In Practical Insights from an Empirical Study of Cooperative Lawyers in Wisconsin John Lande outlines the results of a 2008 survey and offers recommendations to policy leaders for improving the practice of cooperative lawyering.
"Not surprisingly, many lawyers are reluctant to use a cooperative approach routinely. Dispute resolution experts have suggested ways to change the game, but these are usually limited to ad hoc efforts “swimming upstream” in a culture of adversarial negotiation.
Many cases are now mediated, which has helped parties and lawyers to settle some cases. Court programs and policies mandating mediation have also helped lawyers avoid responsibility for initiating the process, thus addressing concerns about appearing weak.

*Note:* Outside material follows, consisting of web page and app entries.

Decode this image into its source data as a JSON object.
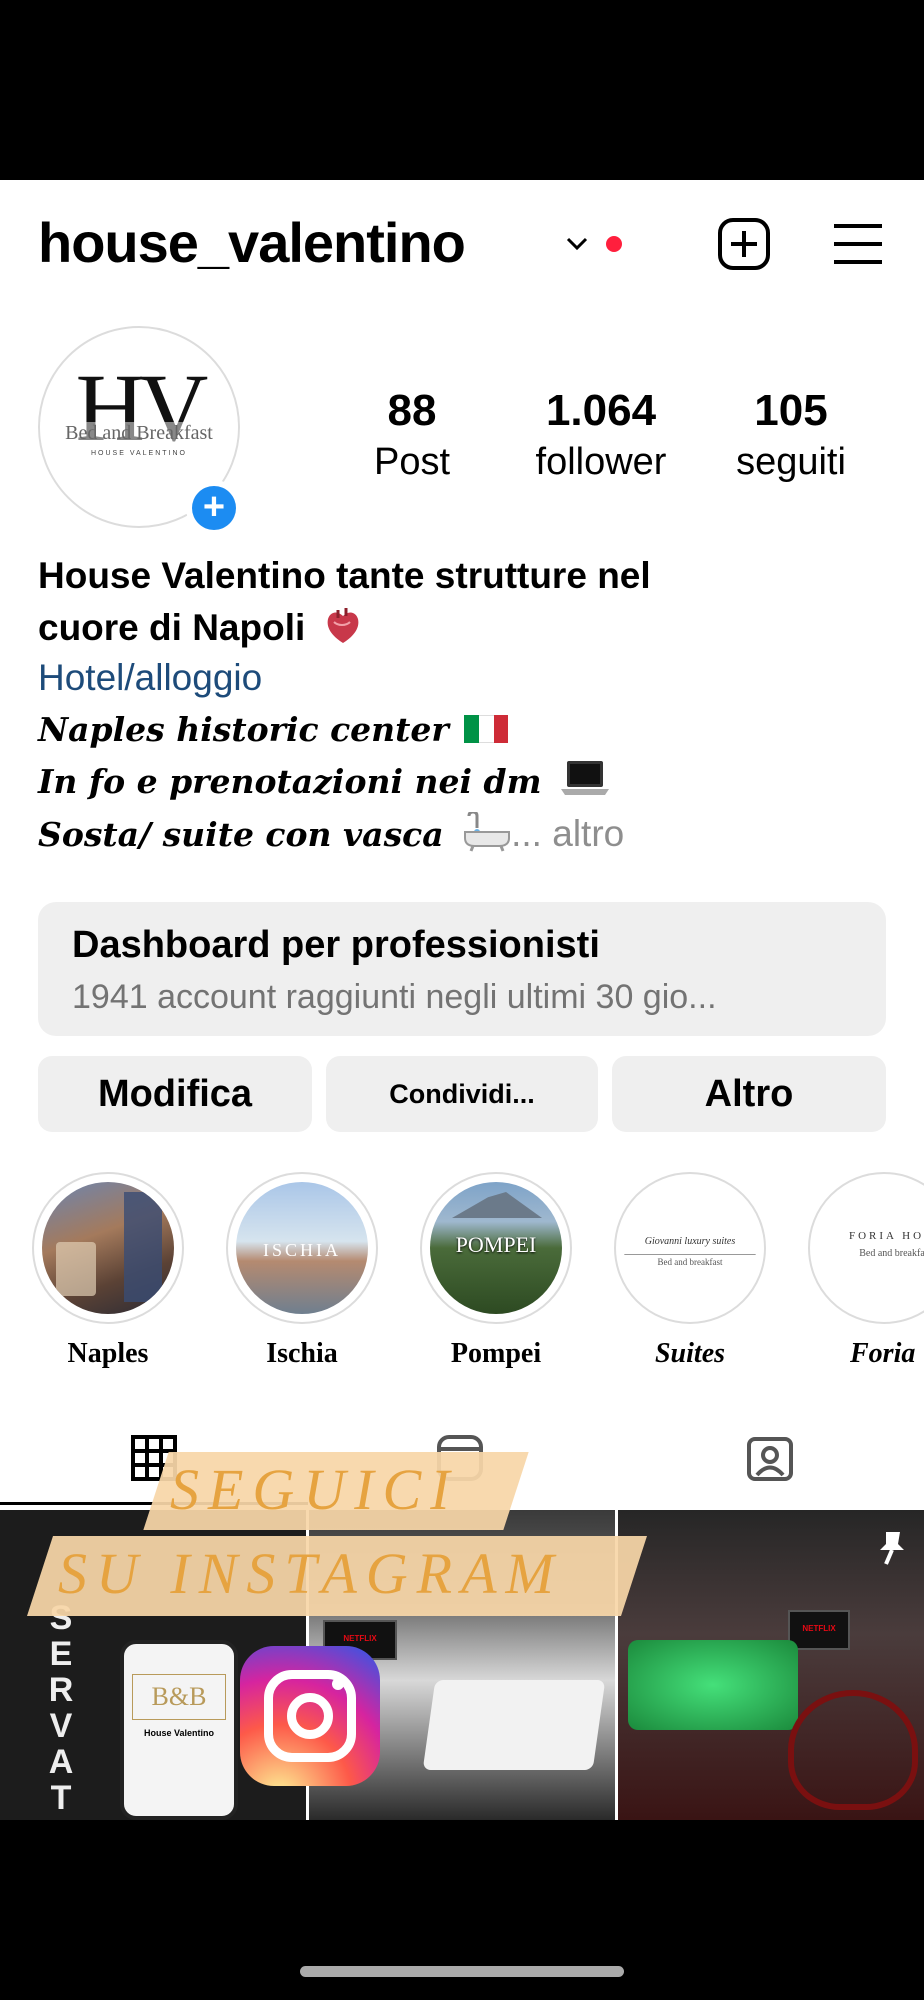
{
  "header": {
    "username": "house_valentino",
    "new_post_icon": "plus-square-icon",
    "menu_icon": "hamburger-menu-icon"
  },
  "profile": {
    "avatar_monogram": "HV",
    "avatar_tagline": "Bed and Breakfast",
    "avatar_subtitle": "HOUSE VALENTINO",
    "stats": [
      {
        "value": "88",
        "label": "Post"
      },
      {
        "value": "1.064",
        "label": "follower"
      },
      {
        "value": "105",
        "label": "seguiti"
      }
    ]
  },
  "bio": {
    "name_line1": "House Valentino tante strutture nel",
    "name_line2": "cuore di Napoli",
    "category": "Hotel/alloggio",
    "line1": "Naples historic center",
    "line2": "In fo e prenotazioni nei dm",
    "line3": "Sosta/ suite con vasca",
    "more": "... altro"
  },
  "dashboard": {
    "title": "Dashboard per professionisti",
    "subtitle": "1941 account raggiunti negli ultimi 30 gio..."
  },
  "buttons": {
    "edit": "Modifica",
    "share": "Condividi...",
    "more": "Altro"
  },
  "highlights": [
    {
      "label": "Naples"
    },
    {
      "label": "Ischia",
      "overlay": "ISCHIA"
    },
    {
      "label": "Pompei",
      "overlay": "POMPEI"
    },
    {
      "label": "Suites",
      "overlay_line1": "Giovanni luxury suites",
      "overlay_line2": "Bed and breakfast"
    },
    {
      "label": "Foria",
      "overlay_line1": "FORIA HOU",
      "overlay_line2": "Bed and breakfa"
    }
  ],
  "tabs": [
    "grid-icon",
    "reels-icon",
    "tagged-icon"
  ],
  "overlay": {
    "line1": "SEGUICI",
    "line2": "SU INSTAGRAM",
    "vertical_text": "SERVATIO",
    "phone_title": "B&B",
    "phone_name": "House Valentino",
    "tv_label": "NETFLIX"
  },
  "colors": {
    "accent_blue": "#1c8cf2",
    "category_blue": "#1d4b7a",
    "notification_red": "#ff1f3d",
    "banner_bg": "#f7d6a8",
    "banner_text": "#e6a340"
  }
}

Unfortunately, mediation of legal cases often takes place well after suits have been filed—sometimes only shortly before trial—and so it is often infused with adversary culture. The Collaborative Law4 movement has developed a process to reverse the traditional presumption of adversarial legal representation...

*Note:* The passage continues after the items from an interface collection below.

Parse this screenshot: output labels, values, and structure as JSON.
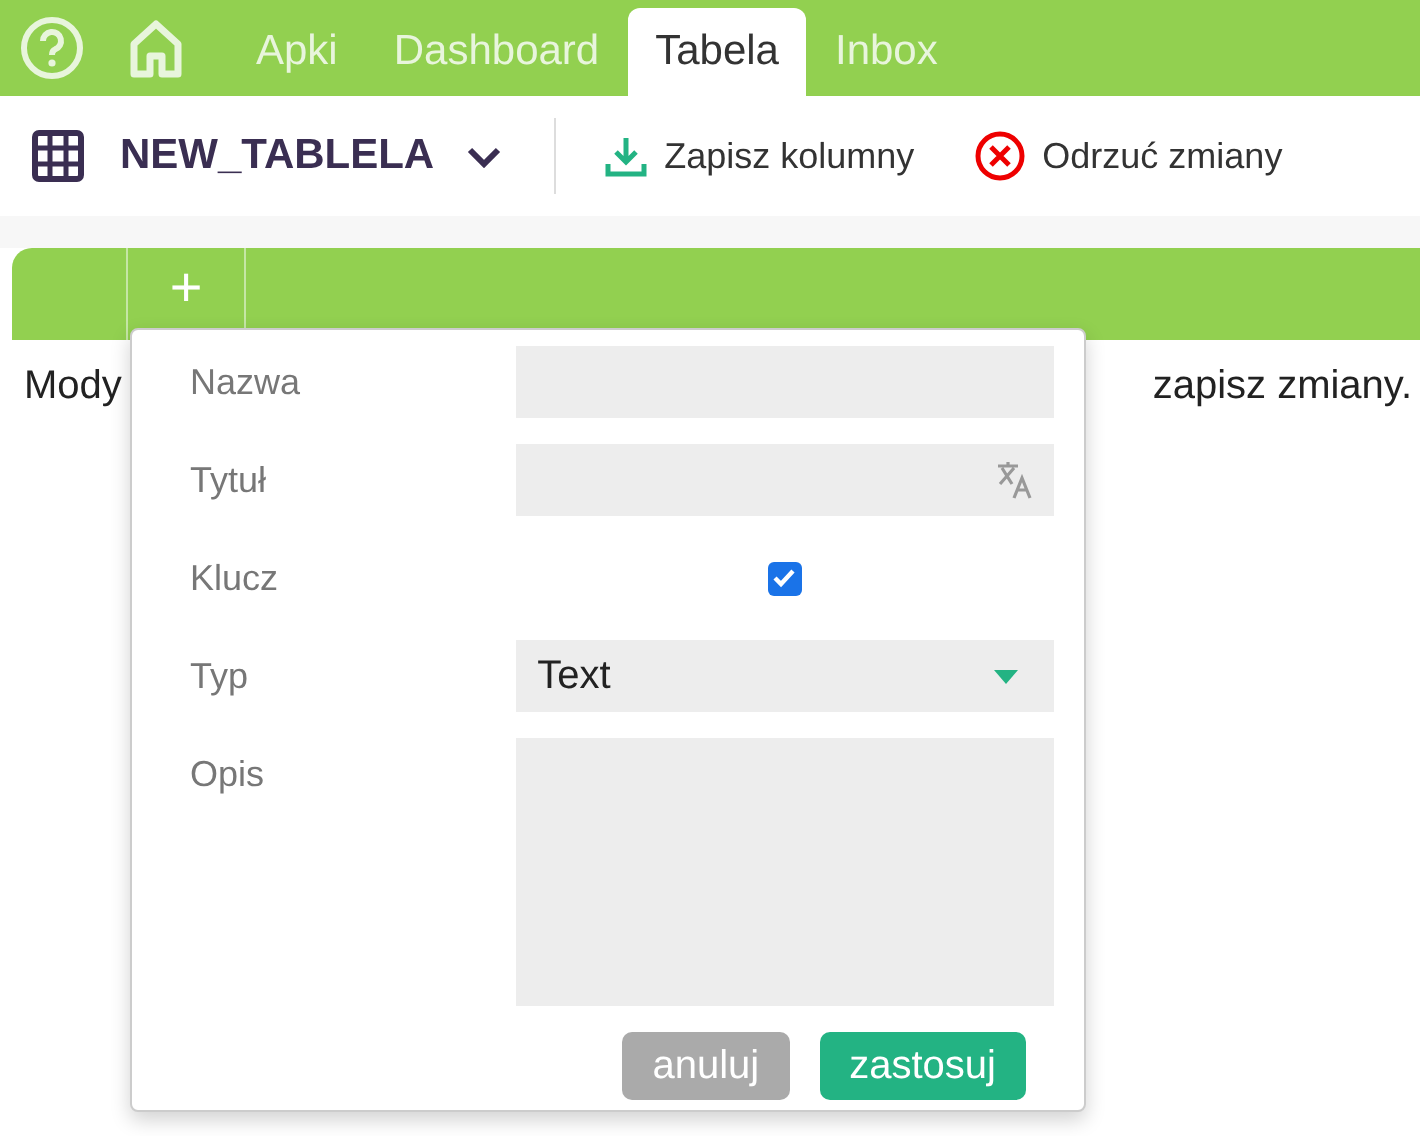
{
  "nav": {
    "tabs": [
      {
        "label": "Apki",
        "selected": false
      },
      {
        "label": "Dashboard",
        "selected": false
      },
      {
        "label": "Tabela",
        "selected": true
      },
      {
        "label": "Inbox",
        "selected": false
      }
    ]
  },
  "toolbar": {
    "table_name": "NEW_TABLELA",
    "actions": [
      {
        "kind": "save",
        "label": "Zapisz kolumny"
      },
      {
        "kind": "discard",
        "label": "Odrzuć zmiany"
      }
    ]
  },
  "grid": {
    "add_column": "+"
  },
  "message": {
    "left": "Mody",
    "right": "zapisz zmiany."
  },
  "popup": {
    "fields": [
      {
        "kind": "text",
        "label": "Nazwa"
      },
      {
        "kind": "translate",
        "label": "Tytuł"
      },
      {
        "kind": "checkbox",
        "label": "Klucz",
        "checked": true
      },
      {
        "kind": "select",
        "label": "Typ",
        "value": "Text"
      },
      {
        "kind": "textarea",
        "label": "Opis"
      }
    ],
    "buttons": [
      {
        "kind": "cancel",
        "label": "anuluj"
      },
      {
        "kind": "apply",
        "label": "zastosuj"
      }
    ]
  }
}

A small, new “Cooperative” movement has started to grow in the shadow of the Collaborative movement. Cooperative Practice is similar to Collaborative Practice in that both are designed to promote early and productive negotiation intended to benefit both parties. Conceptually, the key distinction is that Cooperative Practice does not include a disqualification agreement."
Definitions of Collaborative Law and Cooperative Practice